● **Directions for this task**: For the word "rubber", search the records and show each line in which it occurs.

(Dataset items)

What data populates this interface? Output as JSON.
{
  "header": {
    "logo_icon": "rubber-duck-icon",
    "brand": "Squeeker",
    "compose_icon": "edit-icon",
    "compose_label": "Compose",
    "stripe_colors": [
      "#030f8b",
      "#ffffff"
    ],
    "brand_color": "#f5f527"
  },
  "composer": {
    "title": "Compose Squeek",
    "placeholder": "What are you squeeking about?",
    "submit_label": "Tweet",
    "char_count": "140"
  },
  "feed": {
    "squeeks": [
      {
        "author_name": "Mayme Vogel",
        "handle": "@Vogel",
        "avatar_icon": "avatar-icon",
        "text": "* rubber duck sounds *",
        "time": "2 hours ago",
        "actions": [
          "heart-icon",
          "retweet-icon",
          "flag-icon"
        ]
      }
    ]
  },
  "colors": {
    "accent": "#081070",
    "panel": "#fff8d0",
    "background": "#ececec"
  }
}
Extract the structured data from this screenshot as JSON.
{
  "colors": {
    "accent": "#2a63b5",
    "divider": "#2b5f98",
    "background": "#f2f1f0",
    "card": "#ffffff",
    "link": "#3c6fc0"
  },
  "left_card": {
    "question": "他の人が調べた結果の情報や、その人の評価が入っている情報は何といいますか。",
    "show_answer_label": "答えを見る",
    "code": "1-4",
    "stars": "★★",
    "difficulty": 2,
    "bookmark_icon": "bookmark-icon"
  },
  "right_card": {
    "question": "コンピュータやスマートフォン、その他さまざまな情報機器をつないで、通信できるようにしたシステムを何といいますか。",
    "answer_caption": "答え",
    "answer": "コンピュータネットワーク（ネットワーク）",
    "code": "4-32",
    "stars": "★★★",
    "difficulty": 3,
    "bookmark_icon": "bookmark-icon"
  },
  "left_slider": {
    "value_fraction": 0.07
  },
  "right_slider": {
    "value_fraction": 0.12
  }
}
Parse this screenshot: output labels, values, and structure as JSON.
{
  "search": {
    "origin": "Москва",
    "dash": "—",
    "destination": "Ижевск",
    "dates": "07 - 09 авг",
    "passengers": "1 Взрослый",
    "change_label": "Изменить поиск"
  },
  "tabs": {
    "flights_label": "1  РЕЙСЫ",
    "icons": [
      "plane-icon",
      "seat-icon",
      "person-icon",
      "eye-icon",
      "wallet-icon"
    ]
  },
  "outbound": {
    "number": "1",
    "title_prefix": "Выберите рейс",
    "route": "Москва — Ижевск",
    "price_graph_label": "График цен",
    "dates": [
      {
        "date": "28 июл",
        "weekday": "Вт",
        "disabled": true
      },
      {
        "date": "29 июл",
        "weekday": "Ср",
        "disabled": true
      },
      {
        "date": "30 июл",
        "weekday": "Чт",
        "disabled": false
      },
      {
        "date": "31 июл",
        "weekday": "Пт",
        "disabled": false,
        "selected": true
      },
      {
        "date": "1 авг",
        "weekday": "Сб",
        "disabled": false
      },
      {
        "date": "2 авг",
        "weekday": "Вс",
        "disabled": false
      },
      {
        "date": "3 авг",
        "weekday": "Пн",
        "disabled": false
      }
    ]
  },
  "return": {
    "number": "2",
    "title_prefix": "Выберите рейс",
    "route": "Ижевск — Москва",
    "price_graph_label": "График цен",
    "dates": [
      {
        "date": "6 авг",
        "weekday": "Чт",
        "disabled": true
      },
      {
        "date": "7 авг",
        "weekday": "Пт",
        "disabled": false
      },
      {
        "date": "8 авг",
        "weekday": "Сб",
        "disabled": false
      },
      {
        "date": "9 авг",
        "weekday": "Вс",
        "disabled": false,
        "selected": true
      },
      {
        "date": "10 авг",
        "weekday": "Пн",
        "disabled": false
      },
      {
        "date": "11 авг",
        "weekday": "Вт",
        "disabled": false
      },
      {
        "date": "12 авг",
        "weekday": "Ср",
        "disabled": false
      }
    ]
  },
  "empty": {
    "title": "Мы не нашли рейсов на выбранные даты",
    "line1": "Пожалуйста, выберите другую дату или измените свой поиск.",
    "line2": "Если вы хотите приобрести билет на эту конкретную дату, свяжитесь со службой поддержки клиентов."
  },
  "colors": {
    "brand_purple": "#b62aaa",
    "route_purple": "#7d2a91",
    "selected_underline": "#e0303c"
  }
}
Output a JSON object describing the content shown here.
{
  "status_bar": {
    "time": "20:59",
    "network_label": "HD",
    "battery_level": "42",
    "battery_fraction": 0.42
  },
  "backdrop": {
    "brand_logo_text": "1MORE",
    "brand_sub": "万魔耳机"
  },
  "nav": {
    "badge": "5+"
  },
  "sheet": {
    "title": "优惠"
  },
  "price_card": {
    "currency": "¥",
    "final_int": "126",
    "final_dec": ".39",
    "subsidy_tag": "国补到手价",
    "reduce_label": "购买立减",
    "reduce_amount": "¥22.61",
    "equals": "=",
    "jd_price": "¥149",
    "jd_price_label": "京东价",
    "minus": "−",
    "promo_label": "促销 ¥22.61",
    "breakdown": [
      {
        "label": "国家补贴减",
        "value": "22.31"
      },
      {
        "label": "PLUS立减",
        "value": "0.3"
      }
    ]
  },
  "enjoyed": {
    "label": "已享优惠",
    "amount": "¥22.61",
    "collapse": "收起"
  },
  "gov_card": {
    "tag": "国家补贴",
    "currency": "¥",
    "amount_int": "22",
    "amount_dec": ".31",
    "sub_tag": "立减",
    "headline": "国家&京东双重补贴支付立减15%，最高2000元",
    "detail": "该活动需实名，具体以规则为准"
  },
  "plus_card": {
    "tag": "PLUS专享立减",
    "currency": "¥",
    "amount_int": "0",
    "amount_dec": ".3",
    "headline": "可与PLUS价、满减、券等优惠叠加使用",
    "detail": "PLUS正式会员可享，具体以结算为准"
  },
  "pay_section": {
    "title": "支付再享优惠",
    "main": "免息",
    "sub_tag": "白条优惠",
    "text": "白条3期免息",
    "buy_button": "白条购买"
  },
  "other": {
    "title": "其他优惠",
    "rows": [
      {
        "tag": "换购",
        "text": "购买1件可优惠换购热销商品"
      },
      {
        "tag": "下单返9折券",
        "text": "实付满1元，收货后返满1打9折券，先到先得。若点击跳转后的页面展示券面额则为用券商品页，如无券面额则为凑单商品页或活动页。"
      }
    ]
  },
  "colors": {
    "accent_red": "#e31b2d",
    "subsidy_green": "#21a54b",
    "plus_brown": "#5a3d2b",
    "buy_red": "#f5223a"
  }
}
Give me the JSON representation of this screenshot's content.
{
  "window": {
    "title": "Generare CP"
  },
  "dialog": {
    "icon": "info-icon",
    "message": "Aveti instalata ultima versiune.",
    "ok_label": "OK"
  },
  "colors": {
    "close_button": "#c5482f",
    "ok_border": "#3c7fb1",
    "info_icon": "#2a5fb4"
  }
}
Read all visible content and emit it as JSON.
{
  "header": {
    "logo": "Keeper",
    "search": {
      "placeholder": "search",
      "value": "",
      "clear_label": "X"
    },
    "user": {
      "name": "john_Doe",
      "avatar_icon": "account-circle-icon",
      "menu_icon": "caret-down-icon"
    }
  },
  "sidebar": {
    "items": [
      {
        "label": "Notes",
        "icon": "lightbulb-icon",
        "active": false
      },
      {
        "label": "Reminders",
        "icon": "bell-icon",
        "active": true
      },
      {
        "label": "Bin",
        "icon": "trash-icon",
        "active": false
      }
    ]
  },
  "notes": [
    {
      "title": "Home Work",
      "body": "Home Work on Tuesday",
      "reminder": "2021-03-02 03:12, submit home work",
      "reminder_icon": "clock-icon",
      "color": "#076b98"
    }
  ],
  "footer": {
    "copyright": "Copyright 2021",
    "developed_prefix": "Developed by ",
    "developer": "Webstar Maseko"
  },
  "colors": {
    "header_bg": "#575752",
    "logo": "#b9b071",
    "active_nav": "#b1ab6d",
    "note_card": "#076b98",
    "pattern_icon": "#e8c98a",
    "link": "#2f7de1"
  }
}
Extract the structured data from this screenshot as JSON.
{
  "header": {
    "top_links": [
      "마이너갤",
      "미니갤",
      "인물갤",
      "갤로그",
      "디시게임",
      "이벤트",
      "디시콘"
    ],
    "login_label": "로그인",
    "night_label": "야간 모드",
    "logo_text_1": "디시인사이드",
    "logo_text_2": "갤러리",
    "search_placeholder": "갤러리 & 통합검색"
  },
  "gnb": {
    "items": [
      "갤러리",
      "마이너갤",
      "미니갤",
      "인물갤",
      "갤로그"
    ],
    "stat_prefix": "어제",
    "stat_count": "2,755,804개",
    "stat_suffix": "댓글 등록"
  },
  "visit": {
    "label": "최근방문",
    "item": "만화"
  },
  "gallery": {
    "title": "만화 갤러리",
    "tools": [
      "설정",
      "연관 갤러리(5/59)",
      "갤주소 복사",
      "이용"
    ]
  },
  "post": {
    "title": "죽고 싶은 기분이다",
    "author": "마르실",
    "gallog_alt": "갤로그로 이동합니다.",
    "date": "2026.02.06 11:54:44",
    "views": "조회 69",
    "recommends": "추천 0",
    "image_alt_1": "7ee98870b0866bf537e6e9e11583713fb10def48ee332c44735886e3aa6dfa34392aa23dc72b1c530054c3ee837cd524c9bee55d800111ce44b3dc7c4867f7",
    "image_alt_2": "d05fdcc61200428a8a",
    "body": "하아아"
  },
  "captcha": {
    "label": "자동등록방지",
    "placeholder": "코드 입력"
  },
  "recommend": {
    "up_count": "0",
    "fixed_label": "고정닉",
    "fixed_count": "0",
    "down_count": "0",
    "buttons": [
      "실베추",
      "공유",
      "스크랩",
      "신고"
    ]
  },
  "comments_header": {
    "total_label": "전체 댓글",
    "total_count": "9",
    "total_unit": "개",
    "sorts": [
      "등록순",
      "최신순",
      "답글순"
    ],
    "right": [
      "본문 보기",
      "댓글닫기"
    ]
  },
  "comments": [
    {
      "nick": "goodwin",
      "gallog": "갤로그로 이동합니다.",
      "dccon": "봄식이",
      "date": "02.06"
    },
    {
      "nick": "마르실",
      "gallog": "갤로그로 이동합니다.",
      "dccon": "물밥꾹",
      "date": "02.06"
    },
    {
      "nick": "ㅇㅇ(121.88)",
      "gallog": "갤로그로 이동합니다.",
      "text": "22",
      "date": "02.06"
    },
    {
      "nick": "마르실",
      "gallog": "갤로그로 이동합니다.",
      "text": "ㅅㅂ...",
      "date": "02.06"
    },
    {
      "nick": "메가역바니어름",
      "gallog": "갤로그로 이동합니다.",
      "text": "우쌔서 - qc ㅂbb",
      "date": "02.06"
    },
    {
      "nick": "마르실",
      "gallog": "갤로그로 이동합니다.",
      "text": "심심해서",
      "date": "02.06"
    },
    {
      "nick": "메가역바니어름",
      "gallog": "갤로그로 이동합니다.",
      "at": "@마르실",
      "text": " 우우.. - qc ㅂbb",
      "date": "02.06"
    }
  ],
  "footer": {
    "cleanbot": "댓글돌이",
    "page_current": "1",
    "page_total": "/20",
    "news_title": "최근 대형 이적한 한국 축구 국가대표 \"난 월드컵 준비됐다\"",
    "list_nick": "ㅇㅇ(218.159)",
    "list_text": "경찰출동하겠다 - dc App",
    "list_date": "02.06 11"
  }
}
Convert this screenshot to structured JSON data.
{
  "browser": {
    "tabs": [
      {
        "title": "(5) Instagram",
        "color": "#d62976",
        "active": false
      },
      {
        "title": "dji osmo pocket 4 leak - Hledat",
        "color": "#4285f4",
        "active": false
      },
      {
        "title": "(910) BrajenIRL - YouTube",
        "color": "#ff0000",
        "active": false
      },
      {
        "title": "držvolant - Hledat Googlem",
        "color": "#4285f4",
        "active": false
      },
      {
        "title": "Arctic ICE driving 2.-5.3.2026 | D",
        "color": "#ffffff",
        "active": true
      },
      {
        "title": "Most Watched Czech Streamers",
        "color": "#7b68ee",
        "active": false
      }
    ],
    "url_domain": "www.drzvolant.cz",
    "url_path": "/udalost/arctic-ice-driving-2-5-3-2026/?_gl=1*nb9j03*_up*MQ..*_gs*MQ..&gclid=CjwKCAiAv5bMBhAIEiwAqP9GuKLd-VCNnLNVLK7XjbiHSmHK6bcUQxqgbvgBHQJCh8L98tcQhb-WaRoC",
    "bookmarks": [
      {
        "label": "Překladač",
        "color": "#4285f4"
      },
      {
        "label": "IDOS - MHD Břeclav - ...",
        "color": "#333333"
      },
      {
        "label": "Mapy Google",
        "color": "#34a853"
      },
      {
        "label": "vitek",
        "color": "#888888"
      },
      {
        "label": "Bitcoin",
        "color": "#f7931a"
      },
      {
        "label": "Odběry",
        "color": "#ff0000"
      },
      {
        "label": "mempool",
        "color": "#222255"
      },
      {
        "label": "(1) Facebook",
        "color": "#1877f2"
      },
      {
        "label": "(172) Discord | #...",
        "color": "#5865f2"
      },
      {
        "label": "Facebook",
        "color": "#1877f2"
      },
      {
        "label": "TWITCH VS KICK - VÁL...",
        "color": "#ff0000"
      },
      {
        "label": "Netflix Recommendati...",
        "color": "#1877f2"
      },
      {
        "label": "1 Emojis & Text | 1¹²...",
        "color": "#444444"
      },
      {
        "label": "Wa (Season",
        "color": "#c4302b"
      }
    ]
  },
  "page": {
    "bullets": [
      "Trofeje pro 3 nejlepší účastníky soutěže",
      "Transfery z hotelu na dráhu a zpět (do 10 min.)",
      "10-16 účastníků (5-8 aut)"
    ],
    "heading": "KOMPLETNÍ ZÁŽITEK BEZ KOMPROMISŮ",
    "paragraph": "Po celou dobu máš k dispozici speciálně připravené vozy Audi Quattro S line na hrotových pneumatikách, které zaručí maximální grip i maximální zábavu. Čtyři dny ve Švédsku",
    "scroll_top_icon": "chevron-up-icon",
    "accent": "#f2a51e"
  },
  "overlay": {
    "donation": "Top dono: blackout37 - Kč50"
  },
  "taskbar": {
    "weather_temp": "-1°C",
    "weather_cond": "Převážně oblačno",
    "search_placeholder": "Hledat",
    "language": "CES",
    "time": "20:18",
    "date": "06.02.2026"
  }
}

● **Answer below**:
    "logo_icon": "rubber-duck-icon",
        "text": "* rubber duck sounds *",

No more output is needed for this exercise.